    lots of big talk from DiFi, et al, but that’s all it is. talk.

    they knew this law was on the books and didn’t do anything of substance to change it, so theycan take their ‘outrage” and take it to Fox News or something.

  • Rick Alders

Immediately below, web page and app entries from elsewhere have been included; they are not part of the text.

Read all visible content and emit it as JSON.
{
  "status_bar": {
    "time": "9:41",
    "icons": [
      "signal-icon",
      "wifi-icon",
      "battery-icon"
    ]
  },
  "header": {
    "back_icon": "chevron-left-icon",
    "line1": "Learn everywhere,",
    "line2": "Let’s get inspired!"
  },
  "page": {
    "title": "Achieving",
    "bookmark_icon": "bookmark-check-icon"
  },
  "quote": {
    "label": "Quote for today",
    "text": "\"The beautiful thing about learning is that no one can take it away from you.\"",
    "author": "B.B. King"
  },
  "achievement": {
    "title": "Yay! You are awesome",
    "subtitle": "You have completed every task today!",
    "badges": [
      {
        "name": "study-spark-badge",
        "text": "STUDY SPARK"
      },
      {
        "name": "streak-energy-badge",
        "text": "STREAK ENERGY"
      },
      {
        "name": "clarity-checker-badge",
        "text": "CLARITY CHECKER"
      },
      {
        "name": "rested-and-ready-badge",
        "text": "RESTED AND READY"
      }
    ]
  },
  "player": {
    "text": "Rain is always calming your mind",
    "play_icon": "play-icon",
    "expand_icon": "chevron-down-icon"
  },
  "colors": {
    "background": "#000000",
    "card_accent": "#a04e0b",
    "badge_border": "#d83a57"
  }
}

    Looks like all that heavy handed gun control in effect in the Bay Area (and California) works and prevented yet another violent gun crime? Oh, that’s right, it didn’t.